Most rideshare services will provide some coverage during the second stage, full coverage during the third, and none during the first.
That first stage is the tricky part.
Drivers for these services will typically carry a standard personal auto insurance policy. When these apps were still brand new, it was not unheard of for auto insurers to drop your policy when they found out that you were driving for Uber or Lyft. Today, insurers have a better understanding of the "gig economy," but there are still some ambiguities on the subject, and it's not always clear whether that first stage is covered under a personal policy, or if it demands commercial auto protection. The question is whether the accident took place while you were "on the job," or "on the way to work." That question is almost a matter of opinion.
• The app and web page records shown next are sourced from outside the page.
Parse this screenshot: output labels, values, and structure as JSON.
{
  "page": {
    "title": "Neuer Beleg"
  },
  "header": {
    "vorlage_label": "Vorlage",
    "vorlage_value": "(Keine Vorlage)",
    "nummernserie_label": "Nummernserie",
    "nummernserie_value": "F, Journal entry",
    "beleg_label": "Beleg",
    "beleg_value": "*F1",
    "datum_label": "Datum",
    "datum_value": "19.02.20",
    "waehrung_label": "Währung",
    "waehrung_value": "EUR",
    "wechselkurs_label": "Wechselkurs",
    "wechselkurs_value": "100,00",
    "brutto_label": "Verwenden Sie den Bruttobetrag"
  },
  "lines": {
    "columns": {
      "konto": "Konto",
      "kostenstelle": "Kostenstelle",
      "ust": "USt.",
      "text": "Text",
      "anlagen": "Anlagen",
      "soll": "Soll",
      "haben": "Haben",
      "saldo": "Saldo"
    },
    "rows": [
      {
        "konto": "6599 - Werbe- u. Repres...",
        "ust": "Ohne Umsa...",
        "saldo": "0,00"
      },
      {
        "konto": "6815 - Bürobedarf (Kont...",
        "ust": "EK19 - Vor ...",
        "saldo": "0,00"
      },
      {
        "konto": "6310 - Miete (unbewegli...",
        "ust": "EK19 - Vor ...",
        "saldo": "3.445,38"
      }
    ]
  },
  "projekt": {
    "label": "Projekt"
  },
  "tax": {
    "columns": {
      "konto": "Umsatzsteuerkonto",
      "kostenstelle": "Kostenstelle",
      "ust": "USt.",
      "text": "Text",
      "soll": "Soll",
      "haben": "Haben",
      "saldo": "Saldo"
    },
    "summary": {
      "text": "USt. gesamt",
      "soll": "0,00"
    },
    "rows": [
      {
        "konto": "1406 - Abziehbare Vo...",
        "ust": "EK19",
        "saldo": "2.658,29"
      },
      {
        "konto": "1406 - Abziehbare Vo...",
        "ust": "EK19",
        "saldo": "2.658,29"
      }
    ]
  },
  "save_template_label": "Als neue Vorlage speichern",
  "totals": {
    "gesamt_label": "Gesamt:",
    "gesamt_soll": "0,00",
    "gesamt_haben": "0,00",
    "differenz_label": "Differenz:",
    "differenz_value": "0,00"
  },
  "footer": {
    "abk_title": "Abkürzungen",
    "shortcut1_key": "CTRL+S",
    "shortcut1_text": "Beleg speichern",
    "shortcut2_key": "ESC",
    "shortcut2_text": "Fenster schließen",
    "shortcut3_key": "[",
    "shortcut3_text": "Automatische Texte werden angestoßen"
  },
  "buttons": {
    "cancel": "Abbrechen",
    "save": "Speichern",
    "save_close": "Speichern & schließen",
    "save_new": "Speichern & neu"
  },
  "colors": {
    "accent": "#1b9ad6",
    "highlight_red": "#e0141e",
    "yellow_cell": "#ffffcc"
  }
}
To remove some of the confusion, a number of insurers offer "rideshare insurance" to make sure that there are no insurance gaps along the trip. This extra bit of protection generally comes fairly cheap, raising your monthly payments by relatively little, but potentially saving you from being left without a car or a job because you had an accident on the way to pick a passenger up.
Note that most insurance companies will have to take into consideration the extra time that you spend on the road when calculating your rates. Your car may be classified as a commercial vehicle when they find out that you are driving it for professional reasons.
In any event, honesty is always the best policy when it comes to insurance. Let your insurer know how you're using your vehicle. That way, you won't be treated to any unpleasant surprises when it comes time to file a claim.